## Data

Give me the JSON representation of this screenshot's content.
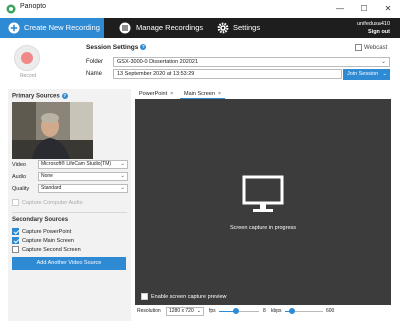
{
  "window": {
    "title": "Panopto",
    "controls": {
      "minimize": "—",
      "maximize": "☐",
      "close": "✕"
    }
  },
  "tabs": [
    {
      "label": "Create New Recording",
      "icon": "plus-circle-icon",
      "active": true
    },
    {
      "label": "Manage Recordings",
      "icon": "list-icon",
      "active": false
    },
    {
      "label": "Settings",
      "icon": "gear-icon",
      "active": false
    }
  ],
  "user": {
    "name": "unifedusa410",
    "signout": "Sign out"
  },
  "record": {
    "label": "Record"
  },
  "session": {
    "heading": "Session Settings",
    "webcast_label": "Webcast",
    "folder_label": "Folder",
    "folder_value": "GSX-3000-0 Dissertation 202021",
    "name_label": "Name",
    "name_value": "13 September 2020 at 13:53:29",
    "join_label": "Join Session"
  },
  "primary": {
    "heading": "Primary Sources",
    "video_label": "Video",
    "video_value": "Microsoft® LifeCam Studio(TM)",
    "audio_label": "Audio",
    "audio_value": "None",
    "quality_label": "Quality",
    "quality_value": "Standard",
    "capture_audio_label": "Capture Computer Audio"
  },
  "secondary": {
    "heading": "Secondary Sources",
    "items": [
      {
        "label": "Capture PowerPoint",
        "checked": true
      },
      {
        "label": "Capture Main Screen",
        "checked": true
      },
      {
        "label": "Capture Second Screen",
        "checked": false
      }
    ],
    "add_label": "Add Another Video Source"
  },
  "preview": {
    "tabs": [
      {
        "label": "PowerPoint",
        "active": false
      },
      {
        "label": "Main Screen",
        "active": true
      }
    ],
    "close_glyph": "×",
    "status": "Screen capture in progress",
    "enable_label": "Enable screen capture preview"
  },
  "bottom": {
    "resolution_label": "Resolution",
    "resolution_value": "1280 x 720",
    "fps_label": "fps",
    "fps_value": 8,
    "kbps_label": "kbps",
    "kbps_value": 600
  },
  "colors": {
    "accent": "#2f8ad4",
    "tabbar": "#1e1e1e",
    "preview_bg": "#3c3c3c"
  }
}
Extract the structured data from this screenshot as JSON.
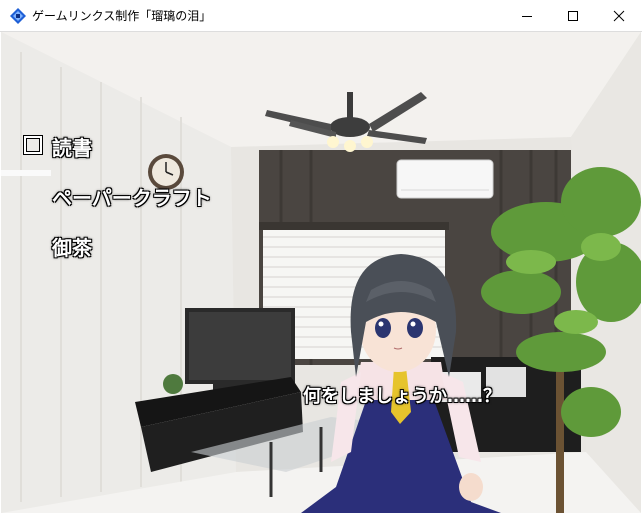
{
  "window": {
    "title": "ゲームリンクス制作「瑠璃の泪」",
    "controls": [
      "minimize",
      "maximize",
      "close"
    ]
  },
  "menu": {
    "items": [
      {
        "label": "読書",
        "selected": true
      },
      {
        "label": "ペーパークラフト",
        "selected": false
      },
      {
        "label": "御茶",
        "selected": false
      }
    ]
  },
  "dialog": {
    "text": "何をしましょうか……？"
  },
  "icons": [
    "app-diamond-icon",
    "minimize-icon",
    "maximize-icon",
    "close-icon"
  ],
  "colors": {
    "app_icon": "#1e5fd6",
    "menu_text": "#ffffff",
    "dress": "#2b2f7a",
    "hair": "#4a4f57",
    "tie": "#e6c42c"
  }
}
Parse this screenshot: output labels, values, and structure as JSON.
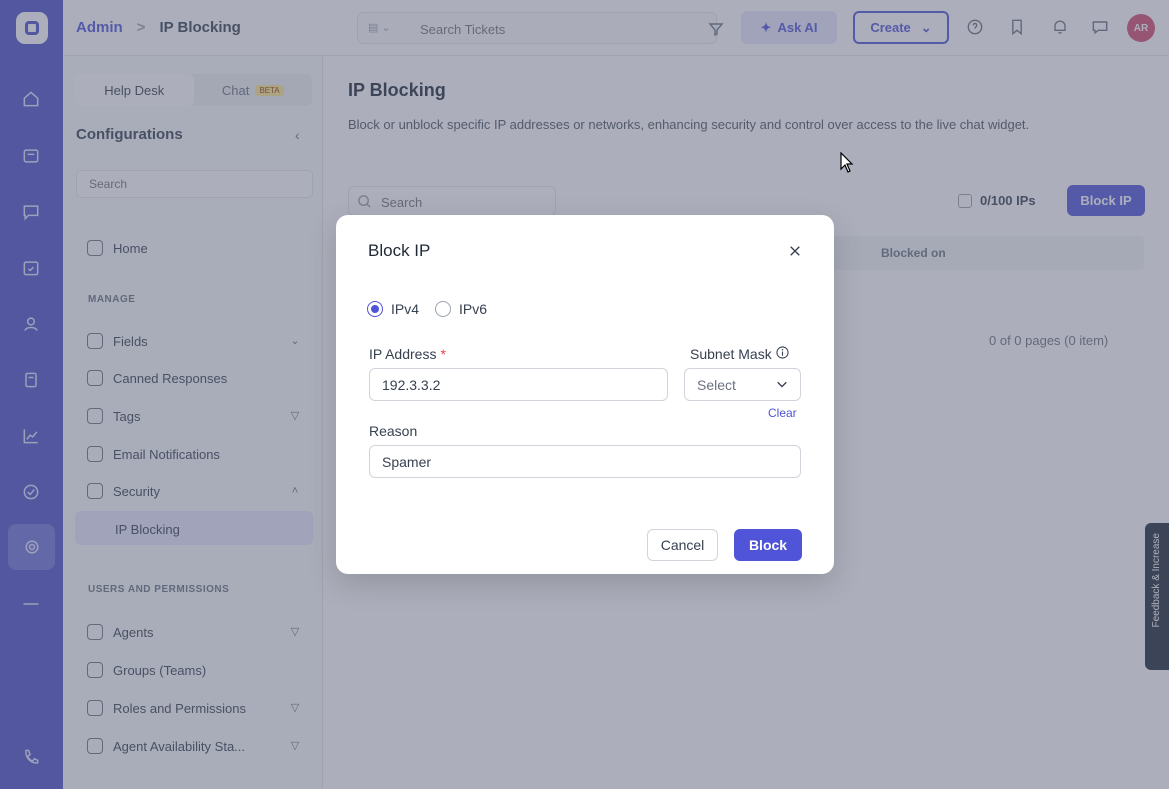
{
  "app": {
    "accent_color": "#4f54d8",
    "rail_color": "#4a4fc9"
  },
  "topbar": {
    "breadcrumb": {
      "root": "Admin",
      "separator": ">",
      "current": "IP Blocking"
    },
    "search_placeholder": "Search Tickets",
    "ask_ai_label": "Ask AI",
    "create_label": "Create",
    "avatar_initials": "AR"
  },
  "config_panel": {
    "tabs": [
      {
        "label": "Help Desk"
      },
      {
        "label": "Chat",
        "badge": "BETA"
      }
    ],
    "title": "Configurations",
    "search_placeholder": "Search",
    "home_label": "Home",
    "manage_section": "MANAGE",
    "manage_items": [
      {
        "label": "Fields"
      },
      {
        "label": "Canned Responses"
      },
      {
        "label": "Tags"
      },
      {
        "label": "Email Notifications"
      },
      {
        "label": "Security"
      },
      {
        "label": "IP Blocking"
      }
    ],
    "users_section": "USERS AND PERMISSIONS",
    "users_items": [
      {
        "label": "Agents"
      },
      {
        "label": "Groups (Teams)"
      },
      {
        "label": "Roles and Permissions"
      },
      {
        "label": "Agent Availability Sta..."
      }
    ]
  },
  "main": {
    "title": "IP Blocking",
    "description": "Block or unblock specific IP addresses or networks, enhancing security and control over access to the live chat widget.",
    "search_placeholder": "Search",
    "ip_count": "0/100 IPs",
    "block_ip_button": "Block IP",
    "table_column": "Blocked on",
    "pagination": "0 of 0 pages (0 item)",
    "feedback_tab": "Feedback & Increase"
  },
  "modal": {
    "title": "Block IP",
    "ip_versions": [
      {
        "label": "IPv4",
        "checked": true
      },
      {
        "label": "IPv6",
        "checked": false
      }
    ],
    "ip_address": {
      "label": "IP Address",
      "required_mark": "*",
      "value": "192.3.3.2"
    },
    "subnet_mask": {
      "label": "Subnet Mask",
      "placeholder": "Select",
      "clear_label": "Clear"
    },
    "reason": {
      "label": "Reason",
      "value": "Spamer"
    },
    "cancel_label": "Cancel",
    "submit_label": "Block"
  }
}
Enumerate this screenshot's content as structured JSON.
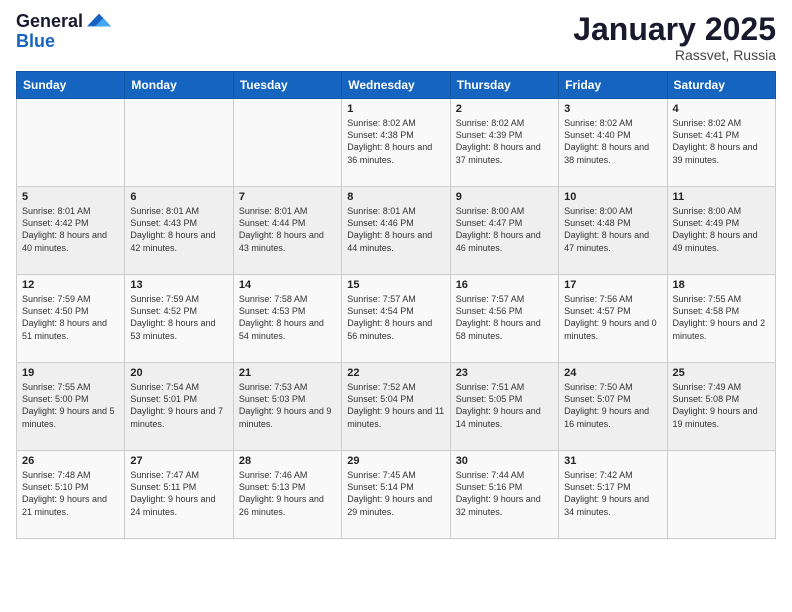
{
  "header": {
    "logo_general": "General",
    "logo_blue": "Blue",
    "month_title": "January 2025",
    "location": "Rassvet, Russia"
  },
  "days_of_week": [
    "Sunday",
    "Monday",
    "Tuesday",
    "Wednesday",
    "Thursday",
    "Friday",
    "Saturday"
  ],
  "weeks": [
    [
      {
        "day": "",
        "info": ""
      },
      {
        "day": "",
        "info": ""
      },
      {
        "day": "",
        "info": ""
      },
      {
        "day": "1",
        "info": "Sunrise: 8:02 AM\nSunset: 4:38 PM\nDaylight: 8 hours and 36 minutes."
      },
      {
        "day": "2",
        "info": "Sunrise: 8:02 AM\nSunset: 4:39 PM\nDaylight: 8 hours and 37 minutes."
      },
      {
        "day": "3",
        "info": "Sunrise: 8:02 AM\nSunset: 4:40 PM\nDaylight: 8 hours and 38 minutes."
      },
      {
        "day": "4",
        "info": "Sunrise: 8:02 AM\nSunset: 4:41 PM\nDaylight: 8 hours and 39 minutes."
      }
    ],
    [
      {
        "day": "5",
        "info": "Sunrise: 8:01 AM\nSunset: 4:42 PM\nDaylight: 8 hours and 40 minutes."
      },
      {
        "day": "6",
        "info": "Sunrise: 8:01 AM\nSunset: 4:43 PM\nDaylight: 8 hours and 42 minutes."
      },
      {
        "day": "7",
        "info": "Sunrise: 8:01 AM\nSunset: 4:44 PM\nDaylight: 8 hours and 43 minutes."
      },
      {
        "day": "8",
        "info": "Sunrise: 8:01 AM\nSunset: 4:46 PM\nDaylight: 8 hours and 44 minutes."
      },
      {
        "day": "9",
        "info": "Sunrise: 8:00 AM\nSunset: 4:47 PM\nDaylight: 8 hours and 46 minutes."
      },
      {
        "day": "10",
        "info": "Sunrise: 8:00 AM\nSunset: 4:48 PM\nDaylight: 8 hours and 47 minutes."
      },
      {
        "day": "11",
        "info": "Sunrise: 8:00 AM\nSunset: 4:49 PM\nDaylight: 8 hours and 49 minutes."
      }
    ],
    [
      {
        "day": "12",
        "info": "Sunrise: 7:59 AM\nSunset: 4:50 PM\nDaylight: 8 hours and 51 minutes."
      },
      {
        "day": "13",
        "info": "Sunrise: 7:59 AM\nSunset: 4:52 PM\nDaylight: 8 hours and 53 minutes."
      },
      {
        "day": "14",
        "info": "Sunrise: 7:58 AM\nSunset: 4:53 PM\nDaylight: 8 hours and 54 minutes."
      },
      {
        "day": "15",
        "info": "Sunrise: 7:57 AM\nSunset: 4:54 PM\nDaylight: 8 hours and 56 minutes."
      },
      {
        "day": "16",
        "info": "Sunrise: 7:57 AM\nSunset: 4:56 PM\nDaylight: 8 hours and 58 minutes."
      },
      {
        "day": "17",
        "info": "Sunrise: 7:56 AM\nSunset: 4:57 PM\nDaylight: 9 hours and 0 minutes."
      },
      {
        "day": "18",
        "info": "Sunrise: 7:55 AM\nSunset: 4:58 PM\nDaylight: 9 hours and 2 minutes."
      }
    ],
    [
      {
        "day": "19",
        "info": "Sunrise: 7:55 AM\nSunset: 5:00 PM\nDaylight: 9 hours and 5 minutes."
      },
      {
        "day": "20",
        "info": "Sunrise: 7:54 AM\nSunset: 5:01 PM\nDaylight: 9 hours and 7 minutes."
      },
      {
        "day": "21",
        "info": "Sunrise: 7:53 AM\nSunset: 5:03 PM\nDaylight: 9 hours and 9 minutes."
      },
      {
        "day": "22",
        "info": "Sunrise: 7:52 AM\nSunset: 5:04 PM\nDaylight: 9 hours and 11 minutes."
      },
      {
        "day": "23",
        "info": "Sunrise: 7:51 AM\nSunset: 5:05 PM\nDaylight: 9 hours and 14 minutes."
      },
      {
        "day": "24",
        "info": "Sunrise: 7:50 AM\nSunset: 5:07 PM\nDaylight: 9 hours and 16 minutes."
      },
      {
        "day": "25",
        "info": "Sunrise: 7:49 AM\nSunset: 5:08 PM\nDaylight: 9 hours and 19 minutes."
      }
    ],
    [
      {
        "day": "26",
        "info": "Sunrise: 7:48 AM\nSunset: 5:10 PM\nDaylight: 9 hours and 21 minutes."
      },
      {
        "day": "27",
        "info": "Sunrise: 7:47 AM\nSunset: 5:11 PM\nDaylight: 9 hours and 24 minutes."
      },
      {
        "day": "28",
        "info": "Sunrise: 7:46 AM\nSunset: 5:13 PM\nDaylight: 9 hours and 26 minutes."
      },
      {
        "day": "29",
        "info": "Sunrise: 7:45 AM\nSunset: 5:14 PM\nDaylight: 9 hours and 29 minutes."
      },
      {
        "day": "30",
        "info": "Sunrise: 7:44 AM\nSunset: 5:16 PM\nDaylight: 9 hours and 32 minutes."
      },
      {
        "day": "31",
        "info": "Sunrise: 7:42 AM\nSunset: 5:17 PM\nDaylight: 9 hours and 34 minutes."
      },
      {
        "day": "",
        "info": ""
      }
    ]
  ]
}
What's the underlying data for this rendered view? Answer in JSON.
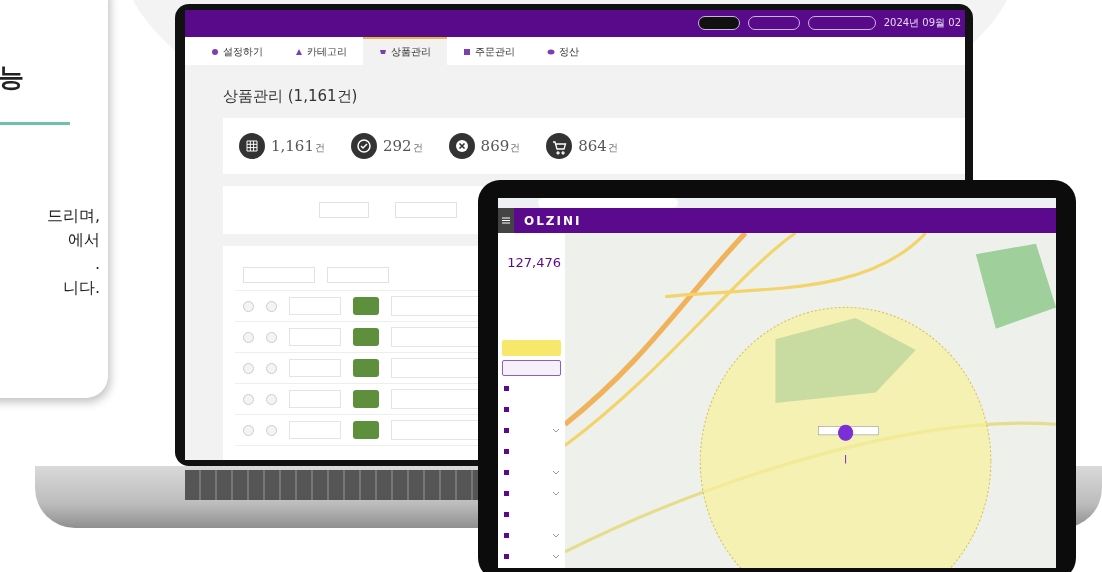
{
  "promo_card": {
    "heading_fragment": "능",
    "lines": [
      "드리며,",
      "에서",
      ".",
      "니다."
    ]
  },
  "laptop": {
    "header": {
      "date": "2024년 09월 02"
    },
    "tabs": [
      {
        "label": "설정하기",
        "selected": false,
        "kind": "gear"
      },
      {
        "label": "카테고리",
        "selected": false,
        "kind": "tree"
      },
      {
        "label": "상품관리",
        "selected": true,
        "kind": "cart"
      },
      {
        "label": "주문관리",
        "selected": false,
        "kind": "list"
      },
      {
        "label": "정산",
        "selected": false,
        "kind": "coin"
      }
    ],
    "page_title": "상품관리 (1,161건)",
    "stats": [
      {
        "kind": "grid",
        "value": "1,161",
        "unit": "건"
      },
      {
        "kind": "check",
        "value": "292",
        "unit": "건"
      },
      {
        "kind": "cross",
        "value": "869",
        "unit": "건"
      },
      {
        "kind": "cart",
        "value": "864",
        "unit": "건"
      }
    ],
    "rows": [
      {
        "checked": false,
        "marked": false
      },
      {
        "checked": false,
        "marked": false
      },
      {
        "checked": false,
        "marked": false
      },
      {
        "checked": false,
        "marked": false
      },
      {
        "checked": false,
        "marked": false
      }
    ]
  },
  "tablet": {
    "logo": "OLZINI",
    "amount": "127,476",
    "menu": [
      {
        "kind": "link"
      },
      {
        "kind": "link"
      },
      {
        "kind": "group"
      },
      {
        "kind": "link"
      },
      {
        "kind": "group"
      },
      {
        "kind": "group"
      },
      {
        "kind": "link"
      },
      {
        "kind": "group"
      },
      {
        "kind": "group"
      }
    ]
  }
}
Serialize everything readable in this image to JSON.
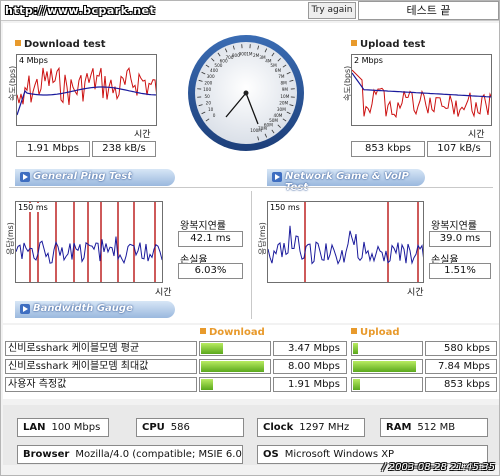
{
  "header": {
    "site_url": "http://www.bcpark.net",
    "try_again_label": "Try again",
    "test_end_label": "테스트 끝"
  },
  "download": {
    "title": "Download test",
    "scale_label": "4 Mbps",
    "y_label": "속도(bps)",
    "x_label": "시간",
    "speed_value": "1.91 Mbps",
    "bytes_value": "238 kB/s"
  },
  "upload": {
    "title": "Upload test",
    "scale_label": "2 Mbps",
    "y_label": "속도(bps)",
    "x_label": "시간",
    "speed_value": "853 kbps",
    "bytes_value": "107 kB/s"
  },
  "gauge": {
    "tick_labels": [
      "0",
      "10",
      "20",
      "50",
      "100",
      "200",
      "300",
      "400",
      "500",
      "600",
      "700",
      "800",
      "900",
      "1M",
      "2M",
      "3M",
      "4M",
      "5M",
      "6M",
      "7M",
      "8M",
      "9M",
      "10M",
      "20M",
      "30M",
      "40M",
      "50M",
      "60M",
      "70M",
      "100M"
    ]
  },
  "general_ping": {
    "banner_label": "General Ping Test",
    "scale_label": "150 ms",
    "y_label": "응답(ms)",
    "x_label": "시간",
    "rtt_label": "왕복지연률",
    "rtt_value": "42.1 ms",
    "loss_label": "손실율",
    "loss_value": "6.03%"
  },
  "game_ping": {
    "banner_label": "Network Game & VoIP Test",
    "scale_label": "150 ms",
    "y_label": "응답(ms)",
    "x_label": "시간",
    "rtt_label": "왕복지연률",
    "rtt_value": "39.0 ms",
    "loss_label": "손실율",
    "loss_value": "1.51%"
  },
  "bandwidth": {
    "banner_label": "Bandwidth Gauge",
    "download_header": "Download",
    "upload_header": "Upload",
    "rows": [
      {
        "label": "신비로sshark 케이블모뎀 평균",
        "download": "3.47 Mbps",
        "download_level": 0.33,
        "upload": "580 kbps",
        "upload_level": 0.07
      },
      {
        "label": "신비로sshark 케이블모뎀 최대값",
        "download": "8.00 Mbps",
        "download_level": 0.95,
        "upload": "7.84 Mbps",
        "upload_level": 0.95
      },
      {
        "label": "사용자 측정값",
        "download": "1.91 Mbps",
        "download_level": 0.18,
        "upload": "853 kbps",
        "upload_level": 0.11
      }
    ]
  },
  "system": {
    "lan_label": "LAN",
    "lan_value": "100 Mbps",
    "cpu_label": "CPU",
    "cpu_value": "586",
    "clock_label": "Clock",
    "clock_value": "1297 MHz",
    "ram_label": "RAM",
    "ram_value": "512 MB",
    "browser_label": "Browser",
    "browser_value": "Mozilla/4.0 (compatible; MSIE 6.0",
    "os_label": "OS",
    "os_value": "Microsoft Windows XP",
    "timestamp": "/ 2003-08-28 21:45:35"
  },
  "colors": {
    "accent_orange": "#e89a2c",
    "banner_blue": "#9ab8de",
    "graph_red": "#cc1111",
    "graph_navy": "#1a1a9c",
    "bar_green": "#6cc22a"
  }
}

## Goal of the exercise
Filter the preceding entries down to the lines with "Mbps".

## Your solution
    "scale_label": "4 Mbps",
    "speed_value": "1.91 Mbps",
    "scale_label": "2 Mbps",
        "download": "3.47 Mbps",
        "download": "8.00 Mbps",
        "upload": "7.84 Mbps",
        "download": "1.91 Mbps",
    "lan_value": "100 Mbps",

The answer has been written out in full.